2. 80's and 90's baseball cards and Michael Jordan anything
Baseball cards and comic books follow about the same pattern—a collectible originally produced for kids, hobby over taken by adults, over production in the 80's and 90's, investment go sour. Sports collectibles have the one wild card comics don't—the superhero can get busted for drugs, get a career ending injury, be accused of murdering his ex-wife, and bet on dog fights. Once any of those occur good luck selling any more card, jerseys or collectibles of that former star. One of the classic 80's baseball card stories is of Hall of Famer Cal Ripken's brother, Billy. Since he was the lesser talent in the Ripken family, he thought he could pull a little prank on the card company.

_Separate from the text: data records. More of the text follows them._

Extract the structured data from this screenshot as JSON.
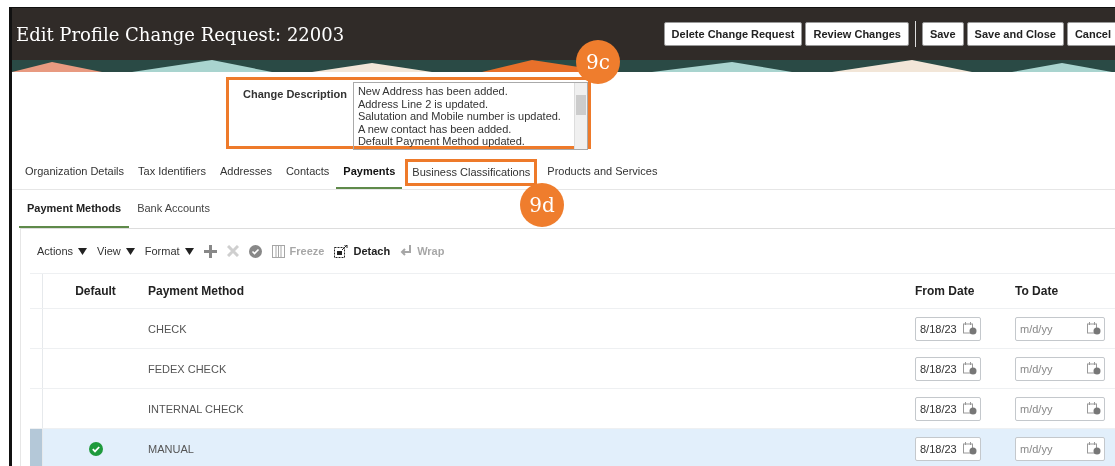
{
  "window": {
    "title": "Edit Profile Change Request: 22003"
  },
  "header_buttons": [
    {
      "label": "Delete Change Request"
    },
    {
      "label": "Review Changes"
    },
    {
      "label": "Save"
    },
    {
      "label": "Save and Close"
    },
    {
      "label": "Cancel"
    }
  ],
  "change_description": {
    "label": "Change Description",
    "lines": [
      "New Address has been added.",
      "Address Line 2 is updated.",
      "Salutation and Mobile number is updated.",
      "A new contact has been added.",
      "Default Payment Method updated."
    ]
  },
  "tabs": [
    {
      "label": "Organization Details",
      "selected": false
    },
    {
      "label": "Tax Identifiers",
      "selected": false
    },
    {
      "label": "Addresses",
      "selected": false
    },
    {
      "label": "Contacts",
      "selected": false
    },
    {
      "label": "Payments",
      "selected": true
    },
    {
      "label": "Business Classifications",
      "selected": false
    },
    {
      "label": "Products and Services",
      "selected": false
    }
  ],
  "subtabs": [
    {
      "label": "Payment Methods",
      "selected": true
    },
    {
      "label": "Bank Accounts",
      "selected": false
    }
  ],
  "toolbar": [
    {
      "kind": "menu",
      "label": "Actions",
      "disabled": false
    },
    {
      "kind": "menu",
      "label": "View",
      "disabled": false
    },
    {
      "kind": "menu",
      "label": "Format",
      "disabled": false
    },
    {
      "kind": "add",
      "disabled": false
    },
    {
      "kind": "delete",
      "disabled": true
    },
    {
      "kind": "done",
      "disabled": false
    },
    {
      "kind": "freeze",
      "label": "Freeze",
      "disabled": true
    },
    {
      "kind": "detach",
      "label": "Detach",
      "disabled": false
    },
    {
      "kind": "wrap",
      "label": "Wrap",
      "disabled": true
    }
  ],
  "table": {
    "columns": [
      "Default",
      "Payment Method",
      "From Date",
      "To Date"
    ],
    "rows": [
      {
        "default": false,
        "method": "CHECK",
        "from_date": "8/18/23",
        "to_date_placeholder": "m/d/yy",
        "selected": false
      },
      {
        "default": false,
        "method": "FEDEX CHECK",
        "from_date": "8/18/23",
        "to_date_placeholder": "m/d/yy",
        "selected": false
      },
      {
        "default": false,
        "method": "INTERNAL CHECK",
        "from_date": "8/18/23",
        "to_date_placeholder": "m/d/yy",
        "selected": false
      },
      {
        "default": true,
        "method": "MANUAL",
        "from_date": "8/18/23",
        "to_date_placeholder": "m/d/yy",
        "selected": true
      }
    ]
  },
  "callouts": [
    {
      "label": "9c"
    },
    {
      "label": "9d"
    }
  ]
}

Well of course this caused a public outrage and what's better for a collectible market than a banned product? The card eventually climbed to $100 and stayed there a few years. It now sells for around $5 and I think it's worth every penny.
1. BEANIE BABIES!
The all-time boom and bust collectible in recent years. Over priced $300 Cabbage Patch dolls and Tickle Me Elmo's have nothing on Beanie Babies—entire stores existed just because of Beanies. Hallmark stores, baseball card shops, flea market dealers, stay at home Mom's kept the cash flow circulating in the peak years in the mid to late 90's. When new $5 toys were introduced, they were instantly $25 on the secondary market. Using the magical word "commemorative" the Princess Diana Beanie soared to nearly $200 with no end in sight. First run editions were commonly sold in the upper hundreds of dollars, Benny the Bull leading the way. Tag protectors, plastic cases, trading cards boomed. Then it just died. No one real reason. I figure customers questioned how many plush kittens and puppies did they need? Today they are commonly sold for a dollar or less, even the Diana. Groups of a hundred different sell for about 50 bucks on ebay.
The rule of thumb we tell our customers is buy collectibles for enjoyment. Don't buy to invest. You will usually lose money. The couple of comics you may earn money from just covers the cost of your other 100 bad buys you had. If this was such a great investment Donald Trump would own a chain of collectible stores. If you do happen to buy something unknowingly that becomes expensive, unless you have a strong emotional attachment to it, SELL IT! You most likely be able to buy it again a few years down the road for a fraction of the current over inflated price. As the past stories have proven, the price will come down.
Most of all have FUN with this stuff, after all most of this is originally intended for kids and we all know they don't care about money. Especially their parents!
218 W Glen Avenue
Today’s post was brought to you by No Wake Zone. Check them and all the other fine businesses helping to support this blog over at the MBIP Bucket List Page. Your Daily Random Linkage awaits you at the bottom of the that page as well!